Record extracts: Begin
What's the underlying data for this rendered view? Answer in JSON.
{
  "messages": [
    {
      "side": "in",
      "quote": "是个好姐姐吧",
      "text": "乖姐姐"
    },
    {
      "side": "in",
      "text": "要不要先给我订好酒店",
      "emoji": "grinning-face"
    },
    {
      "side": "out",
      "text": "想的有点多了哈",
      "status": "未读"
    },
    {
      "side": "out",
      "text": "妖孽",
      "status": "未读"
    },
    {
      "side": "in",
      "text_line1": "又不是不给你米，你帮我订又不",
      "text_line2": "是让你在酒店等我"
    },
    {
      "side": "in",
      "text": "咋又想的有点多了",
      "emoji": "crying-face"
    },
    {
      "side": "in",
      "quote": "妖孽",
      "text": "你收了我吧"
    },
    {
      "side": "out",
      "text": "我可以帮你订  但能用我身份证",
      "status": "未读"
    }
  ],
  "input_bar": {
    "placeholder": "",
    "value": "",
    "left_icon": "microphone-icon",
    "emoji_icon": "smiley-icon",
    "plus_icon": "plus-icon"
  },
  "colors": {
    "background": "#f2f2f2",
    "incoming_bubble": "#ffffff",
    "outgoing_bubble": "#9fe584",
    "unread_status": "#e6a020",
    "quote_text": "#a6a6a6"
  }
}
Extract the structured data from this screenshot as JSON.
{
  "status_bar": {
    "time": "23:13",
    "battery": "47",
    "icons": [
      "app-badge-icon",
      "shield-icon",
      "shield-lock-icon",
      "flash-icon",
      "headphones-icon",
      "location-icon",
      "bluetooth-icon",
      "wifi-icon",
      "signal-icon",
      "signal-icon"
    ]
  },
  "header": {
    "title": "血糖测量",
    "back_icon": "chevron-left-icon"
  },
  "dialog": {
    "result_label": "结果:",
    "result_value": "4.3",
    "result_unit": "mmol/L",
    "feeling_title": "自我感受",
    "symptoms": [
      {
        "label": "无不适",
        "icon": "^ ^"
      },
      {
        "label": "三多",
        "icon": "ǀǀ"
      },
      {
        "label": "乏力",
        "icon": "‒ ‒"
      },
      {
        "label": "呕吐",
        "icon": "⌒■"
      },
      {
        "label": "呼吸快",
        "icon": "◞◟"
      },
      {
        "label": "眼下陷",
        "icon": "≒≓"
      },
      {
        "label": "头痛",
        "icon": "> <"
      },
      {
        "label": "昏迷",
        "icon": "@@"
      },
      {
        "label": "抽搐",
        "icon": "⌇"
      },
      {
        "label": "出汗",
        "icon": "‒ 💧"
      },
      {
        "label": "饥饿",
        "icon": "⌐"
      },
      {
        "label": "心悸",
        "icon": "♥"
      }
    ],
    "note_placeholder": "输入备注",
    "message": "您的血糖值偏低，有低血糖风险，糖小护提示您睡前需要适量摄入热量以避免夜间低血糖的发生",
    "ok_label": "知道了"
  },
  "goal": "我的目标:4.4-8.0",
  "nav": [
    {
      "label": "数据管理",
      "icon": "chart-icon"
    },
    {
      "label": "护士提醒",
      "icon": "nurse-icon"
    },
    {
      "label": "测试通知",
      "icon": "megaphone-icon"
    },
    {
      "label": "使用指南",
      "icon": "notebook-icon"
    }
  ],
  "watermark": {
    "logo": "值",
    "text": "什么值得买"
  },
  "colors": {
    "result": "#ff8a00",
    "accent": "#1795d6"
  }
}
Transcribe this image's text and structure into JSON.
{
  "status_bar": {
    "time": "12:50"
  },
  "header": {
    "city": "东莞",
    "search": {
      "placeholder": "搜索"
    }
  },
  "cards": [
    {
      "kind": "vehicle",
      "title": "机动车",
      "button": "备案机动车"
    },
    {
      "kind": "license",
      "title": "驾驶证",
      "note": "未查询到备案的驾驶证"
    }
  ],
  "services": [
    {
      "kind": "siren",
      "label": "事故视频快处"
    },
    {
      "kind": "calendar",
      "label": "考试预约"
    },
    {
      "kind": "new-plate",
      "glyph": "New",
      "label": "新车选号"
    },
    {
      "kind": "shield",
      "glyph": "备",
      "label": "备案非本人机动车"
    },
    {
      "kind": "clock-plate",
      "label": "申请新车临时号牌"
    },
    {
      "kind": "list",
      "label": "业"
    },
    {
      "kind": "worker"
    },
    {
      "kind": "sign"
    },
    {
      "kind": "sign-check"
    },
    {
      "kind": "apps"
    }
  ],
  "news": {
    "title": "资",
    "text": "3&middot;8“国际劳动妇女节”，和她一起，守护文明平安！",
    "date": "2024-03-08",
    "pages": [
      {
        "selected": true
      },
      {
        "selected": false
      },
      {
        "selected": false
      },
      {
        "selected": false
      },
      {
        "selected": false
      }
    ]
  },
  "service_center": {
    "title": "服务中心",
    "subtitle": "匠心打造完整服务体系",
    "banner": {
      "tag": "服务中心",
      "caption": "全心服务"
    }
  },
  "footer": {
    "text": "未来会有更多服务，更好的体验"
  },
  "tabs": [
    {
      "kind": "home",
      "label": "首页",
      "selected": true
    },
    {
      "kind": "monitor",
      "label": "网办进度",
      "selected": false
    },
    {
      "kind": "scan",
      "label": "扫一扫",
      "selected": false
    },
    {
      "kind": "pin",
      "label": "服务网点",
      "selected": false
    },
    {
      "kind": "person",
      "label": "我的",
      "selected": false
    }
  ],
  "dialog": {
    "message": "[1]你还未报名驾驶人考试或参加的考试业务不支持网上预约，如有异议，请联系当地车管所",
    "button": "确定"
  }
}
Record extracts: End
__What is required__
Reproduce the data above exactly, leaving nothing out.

__Exercise response__
What's the underlying data for this rendered view? Answer in JSON.
{
  "messages": [
    {
      "side": "in",
      "quote": "是个好姐姐吧",
      "text": "乖姐姐"
    },
    {
      "side": "in",
      "text": "要不要先给我订好酒店",
      "emoji": "grinning-face"
    },
    {
      "side": "out",
      "text": "想的有点多了哈",
      "status": "未读"
    },
    {
      "side": "out",
      "text": "妖孽",
      "status": "未读"
    },
    {
      "side": "in",
      "text_line1": "又不是不给你米，你帮我订又不",
      "text_line2": "是让你在酒店等我"
    },
    {
      "side": "in",
      "text": "咋又想的有点多了",
      "emoji": "crying-face"
    },
    {
      "side": "in",
      "quote": "妖孽",
      "text": "你收了我吧"
    },
    {
      "side": "out",
      "text": "我可以帮你订  但能用我身份证",
      "status": "未读"
    }
  ],
  "input_bar": {
    "placeholder": "",
    "value": "",
    "left_icon": "microphone-icon",
    "emoji_icon": "smiley-icon",
    "plus_icon": "plus-icon"
  },
  "colors": {
    "background": "#f2f2f2",
    "incoming_bubble": "#ffffff",
    "outgoing_bubble": "#9fe584",
    "unread_status": "#e6a020",
    "quote_text": "#a6a6a6"
  }
}
Extract the structured data from this screenshot as JSON.
{
  "status_bar": {
    "time": "23:13",
    "battery": "47",
    "icons": [
      "app-badge-icon",
      "shield-icon",
      "shield-lock-icon",
      "flash-icon",
      "headphones-icon",
      "location-icon",
      "bluetooth-icon",
      "wifi-icon",
      "signal-icon",
      "signal-icon"
    ]
  },
  "header": {
    "title": "血糖测量",
    "back_icon": "chevron-left-icon"
  },
  "dialog": {
    "result_label": "结果:",
    "result_value": "4.3",
    "result_unit": "mmol/L",
    "feeling_title": "自我感受",
    "symptoms": [
      {
        "label": "无不适",
        "icon": "^ ^"
      },
      {
        "label": "三多",
        "icon": "ǀǀ"
      },
      {
        "label": "乏力",
        "icon": "‒ ‒"
      },
      {
        "label": "呕吐",
        "icon": "⌒■"
      },
      {
        "label": "呼吸快",
        "icon": "◞◟"
      },
      {
        "label": "眼下陷",
        "icon": "≒≓"
      },
      {
        "label": "头痛",
        "icon": "> <"
      },
      {
        "label": "昏迷",
        "icon": "@@"
      },
      {
        "label": "抽搐",
        "icon": "⌇"
      },
      {
        "label": "出汗",
        "icon": "‒ 💧"
      },
      {
        "label": "饥饿",
        "icon": "⌐"
      },
      {
        "label": "心悸",
        "icon": "♥"
      }
    ],
    "note_placeholder": "输入备注",
    "message": "您的血糖值偏低，有低血糖风险，糖小护提示您睡前需要适量摄入热量以避免夜间低血糖的发生",
    "ok_label": "知道了"
  },
  "goal": "我的目标:4.4-8.0",
  "nav": [
    {
      "label": "数据管理",
      "icon": "chart-icon"
    },
    {
      "label": "护士提醒",
      "icon": "nurse-icon"
    },
    {
      "label": "测试通知",
      "icon": "megaphone-icon"
    },
    {
      "label": "使用指南",
      "icon": "notebook-icon"
    }
  ],
  "watermark": {
    "logo": "值",
    "text": "什么值得买"
  },
  "colors": {
    "result": "#ff8a00",
    "accent": "#1795d6"
  }
}
Transcribe this image's text and structure into JSON.
{
  "status_bar": {
    "time": "12:50"
  },
  "header": {
    "city": "东莞",
    "search": {
      "placeholder": "搜索"
    }
  },
  "cards": [
    {
      "kind": "vehicle",
      "title": "机动车",
      "button": "备案机动车"
    },
    {
      "kind": "license",
      "title": "驾驶证",
      "note": "未查询到备案的驾驶证"
    }
  ],
  "services": [
    {
      "kind": "siren",
      "label": "事故视频快处"
    },
    {
      "kind": "calendar",
      "label": "考试预约"
    },
    {
      "kind": "new-plate",
      "glyph": "New",
      "label": "新车选号"
    },
    {
      "kind": "shield",
      "glyph": "备",
      "label": "备案非本人机动车"
    },
    {
      "kind": "clock-plate",
      "label": "申请新车临时号牌"
    },
    {
      "kind": "list",
      "label": "业"
    },
    {
      "kind": "worker"
    },
    {
      "kind": "sign"
    },
    {
      "kind": "sign-check"
    },
    {
      "kind": "apps"
    }
  ],
  "news": {
    "title": "资",
    "text": "3&middot;8“国际劳动妇女节”，和她一起，守护文明平安！",
    "date": "2024-03-08",
    "pages": [
      {
        "selected": true
      },
      {
        "selected": false
      },
      {
        "selected": false
      },
      {
        "selected": false
      },
      {
        "selected": false
      }
    ]
  },
  "service_center": {
    "title": "服务中心",
    "subtitle": "匠心打造完整服务体系",
    "banner": {
      "tag": "服务中心",
      "caption": "全心服务"
    }
  },
  "footer": {
    "text": "未来会有更多服务，更好的体验"
  },
  "tabs": [
    {
      "kind": "home",
      "label": "首页",
      "selected": true
    },
    {
      "kind": "monitor",
      "label": "网办进度",
      "selected": false
    },
    {
      "kind": "scan",
      "label": "扫一扫",
      "selected": false
    },
    {
      "kind": "pin",
      "label": "服务网点",
      "selected": false
    },
    {
      "kind": "person",
      "label": "我的",
      "selected": false
    }
  ],
  "dialog": {
    "message": "[1]你还未报名驾驶人考试或参加的考试业务不支持网上预约，如有异议，请联系当地车管所",
    "button": "确定"
  }
}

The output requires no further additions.